In their study, published in Frontiers in Behavioral Neuroscience, the research team used WormLab to analyze thousands of worms. They found that shockwaves either slowed the worms’ movements or rendered them paralyzed. Symptoms played out in a dose-dependent manner, meaning that worms exposed to a higher number of shockwaves displayed a higher severity of symptoms.
To create their model, the scientists set up a system where C. elegans contained in a liquid medium were exposed to shock waves from a therapeutic shock wave device. These shock waves share characteristics with the types of shock waves that might induce mTBI in humans – the types of shock waves soldiers experience in war zones.
Each sample of worms was exposed to a certain number of shock waves ranging from zero to 500, then transferred to agar plates for analysis with WormLab, MBF Bioscience’s system for imaging, tracking, and analyzing C. elegans. Using a dissecting microscope equipped with a digital camera and WormLab’s built-in video capture function, the researchers captured a series of one-minute videos of the worms in motion. By analyzing these videos with WormLab, the scientists were able to calculate each worm’s average speed, and count the number of paralyzed worms.
“Given the high variability in C. elegans behavior we observed, generating a large sample size was crucial to our study,” said first author Nicholas Angstman. “WormLab made this easy, allowing us to capture hundreds of videos and generate useful behavioral data on thousands of worms in the quick manner we needed.”
When mTBI occurs from the shock waves of a blast (as opposed to a blunt force injury sustained from impact from other objects because of the blast), there are two parts of the blast that could cause injury – the high positive pressure from the first part of the blast wave, and the cavitation that occurs as a result of the vacuum that forms from the initial force of the blast.
Since cavitation is thought to be a substantial factor in blast-induced mTBI, the researchers set up an experimental group of C. elegans in polyvinyl alcohol – a liquid solution known to reduce cavitation. This allowed them to study the effects of a blast on C. elegans in the absence of cavitation.
What they saw was that these worms, though slowed, demonstrated a higher average speed than the control worms, which were exposed to shock waves in the liquid medium in which they were bred, as well as a decreased amount of paralyzed worms compared to controls. These observations led the researchers to conclude that while cavitation contributes significantly to the damaging effects of shock waves on C. elegans, primary blast waves are also injurious.
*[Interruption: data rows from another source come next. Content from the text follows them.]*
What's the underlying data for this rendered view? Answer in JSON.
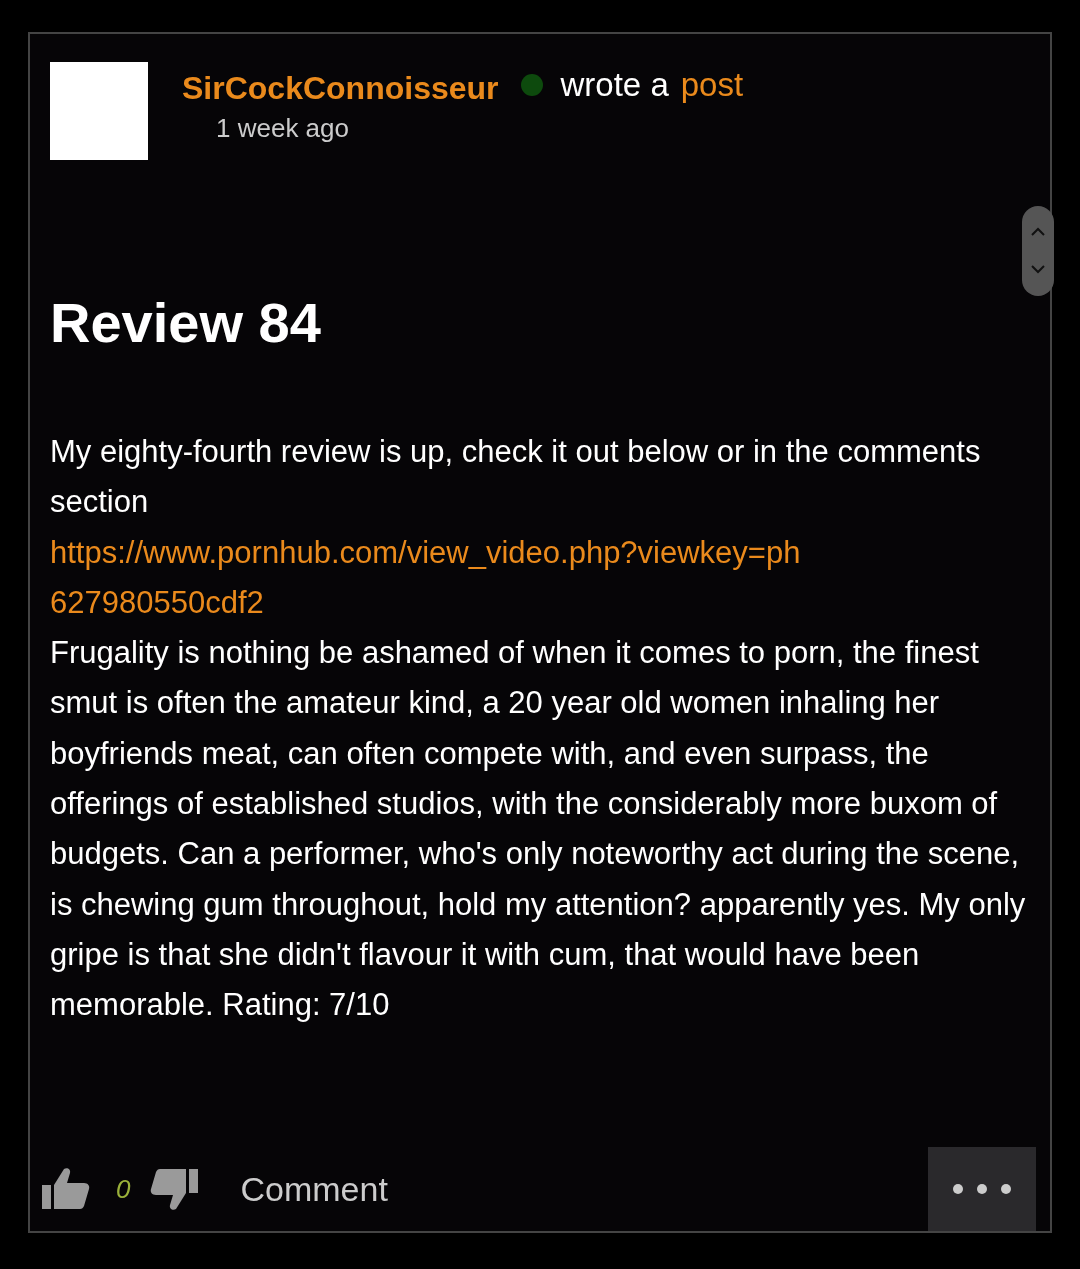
{
  "post": {
    "author": "SirCockConnoisseur",
    "online": true,
    "action": "wrote a",
    "action_link": "post",
    "time": "1 week ago",
    "title": "Review 84",
    "intro": "My eighty-fourth review is up, check it out below or in the comments section",
    "link": "https://www.pornhub.com/view_video.php?viewkey=ph627980550cdf2",
    "text": "Frugality is nothing be ashamed of when it comes to porn, the finest smut is often the amateur kind, a 20 year old women inhaling her boyfriends meat, can often compete with, and even surpass, the offerings of established studios, with the considerably more buxom of budgets. Can a performer, who's only noteworthy act during the scene, is chewing gum throughout, hold my attention? apparently yes. My only gripe is that she didn't flavour it with cum, that would have been memorable. Rating: 7/10",
    "likes": "0",
    "comment": "Comment"
  }
}
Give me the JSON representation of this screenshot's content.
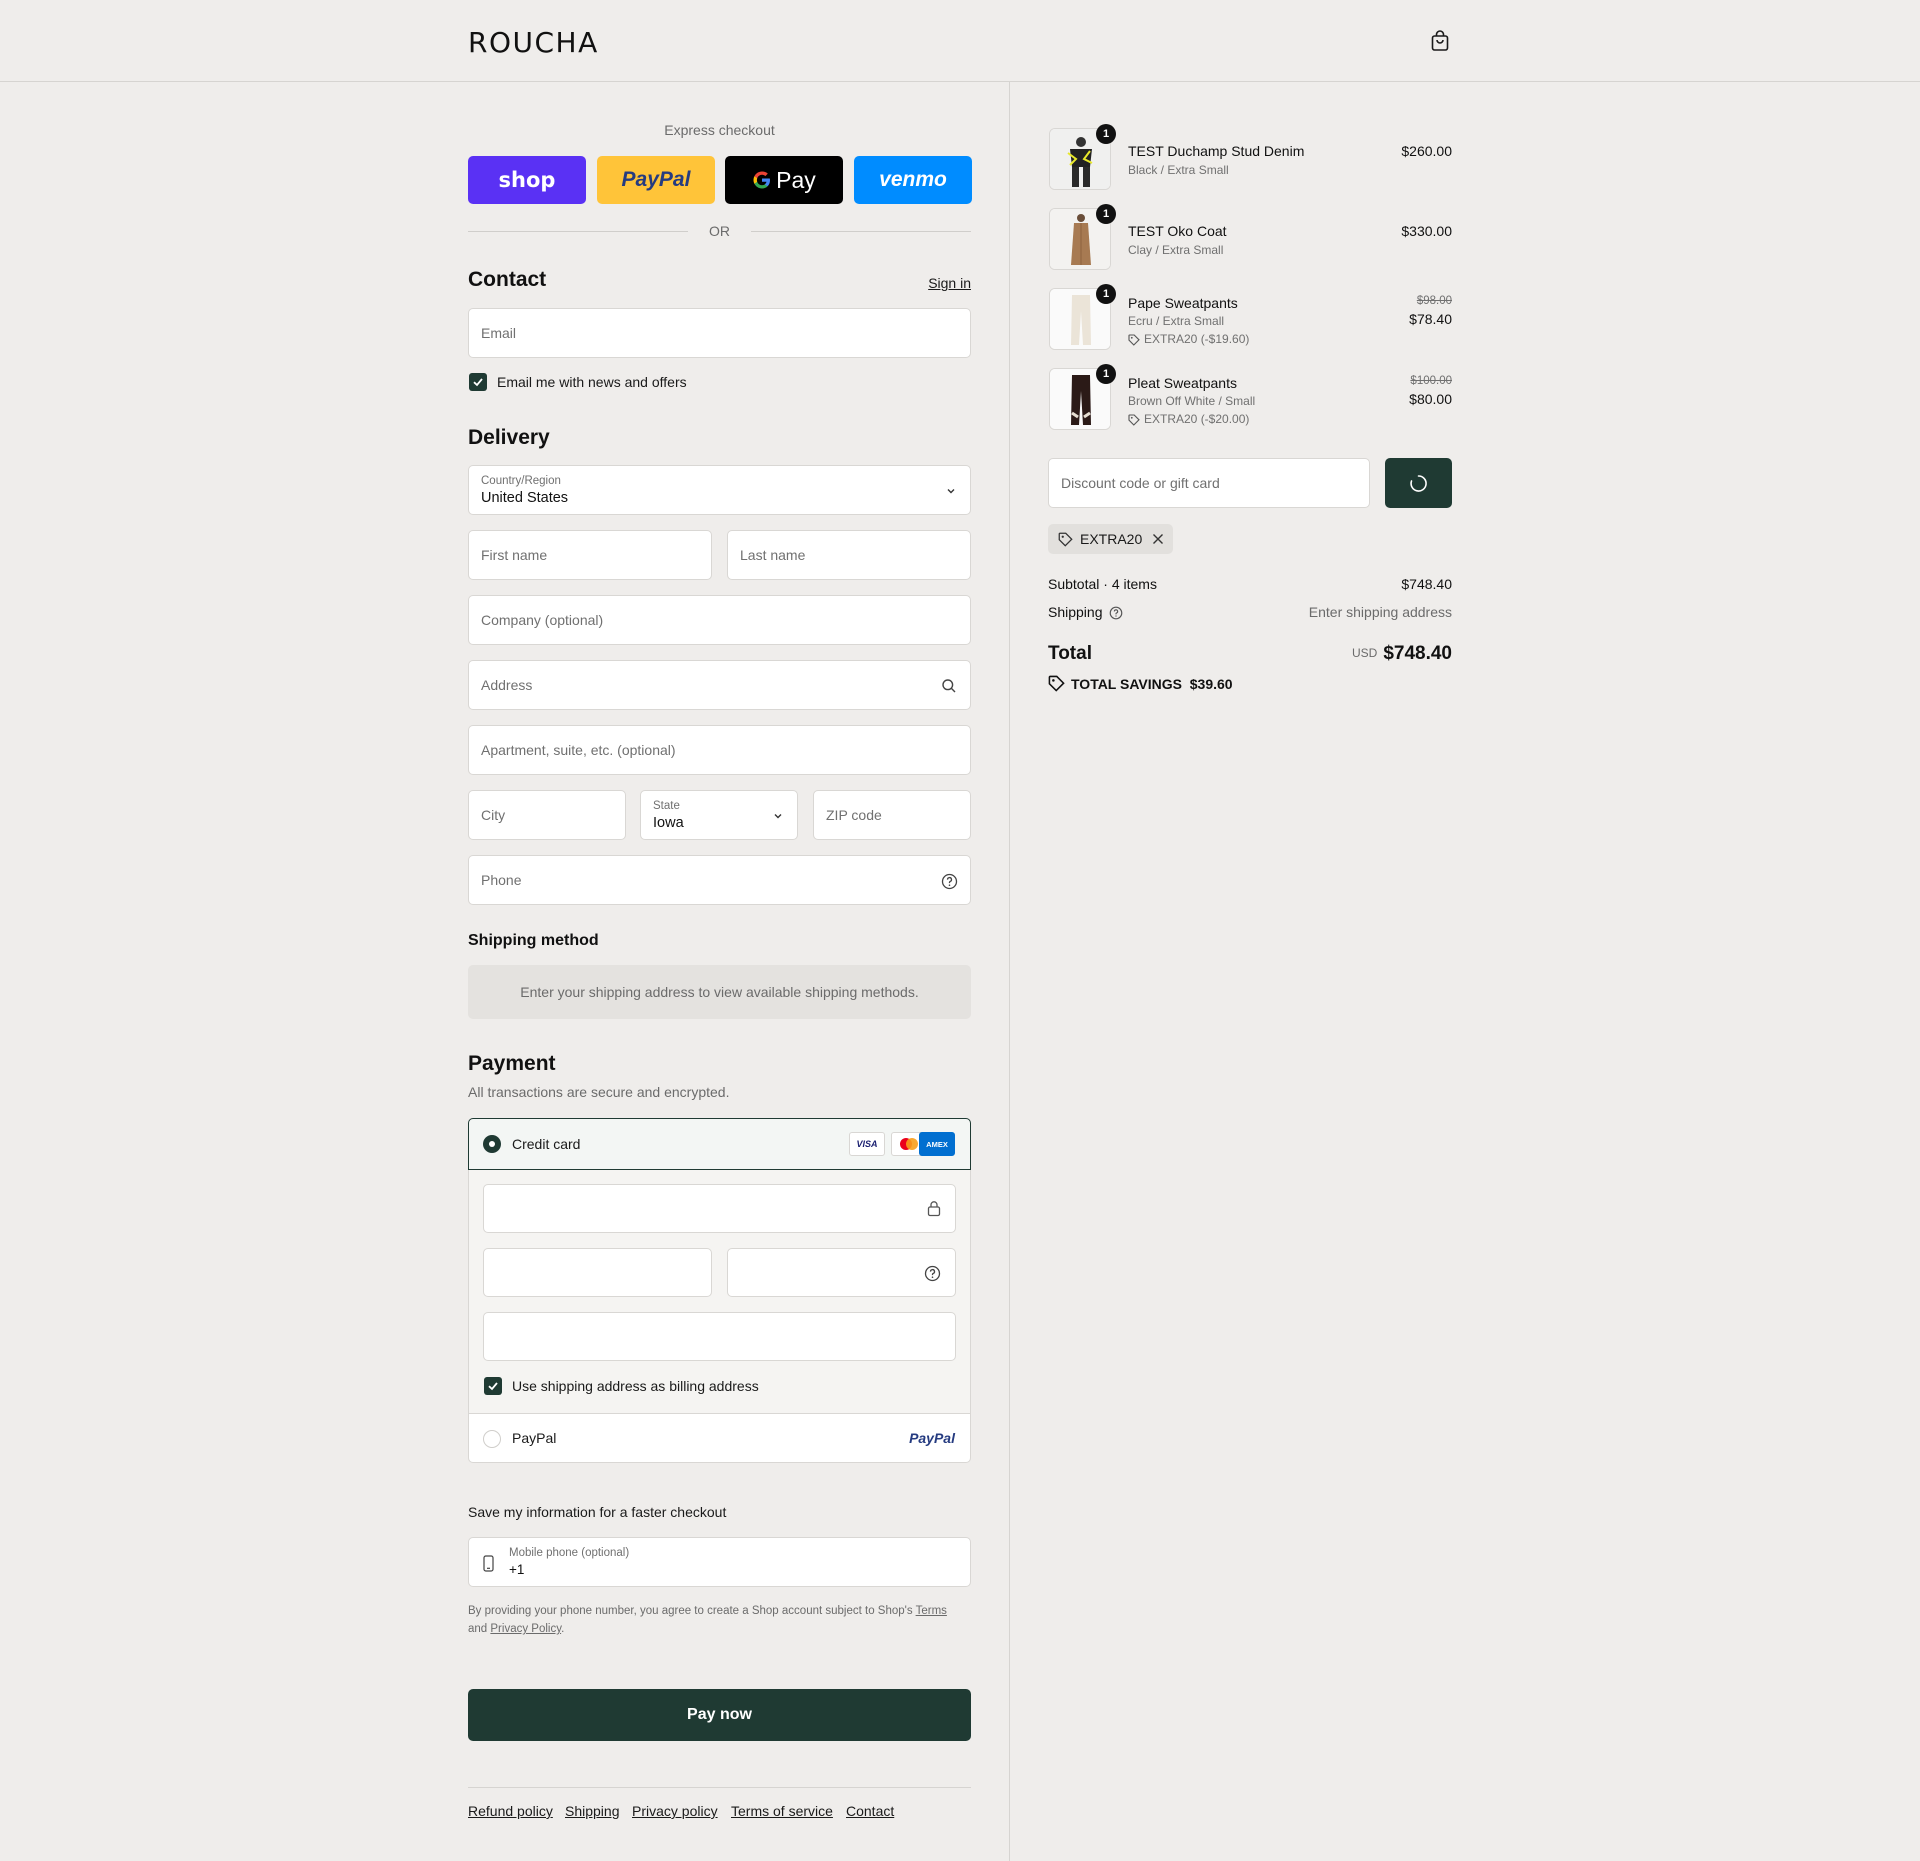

The scientists also observed that worms exposed to the same conditions displayed a large variability between individuals. They also saw that worms were able to recover from paralysis and reduced speed after a certain amount of time.
“The possibility to investigate br-mTBI at a simple, high-throughput level makes C. elegans a useful model organism in the attempt to connect the bridge between cause and effect in br-mTBI.,” the authors say in their paper.
Angstman, N., Kiessling, M., Frank, H.G., and Schmitz, C. (2015) High interindividual variability in dose-dependent reduction in speed of movement after exposing C. elegans to shock waves. Front Behav Neurosci. 2015; 9: 12. doi: 10.3389/fnbeh.2015.00012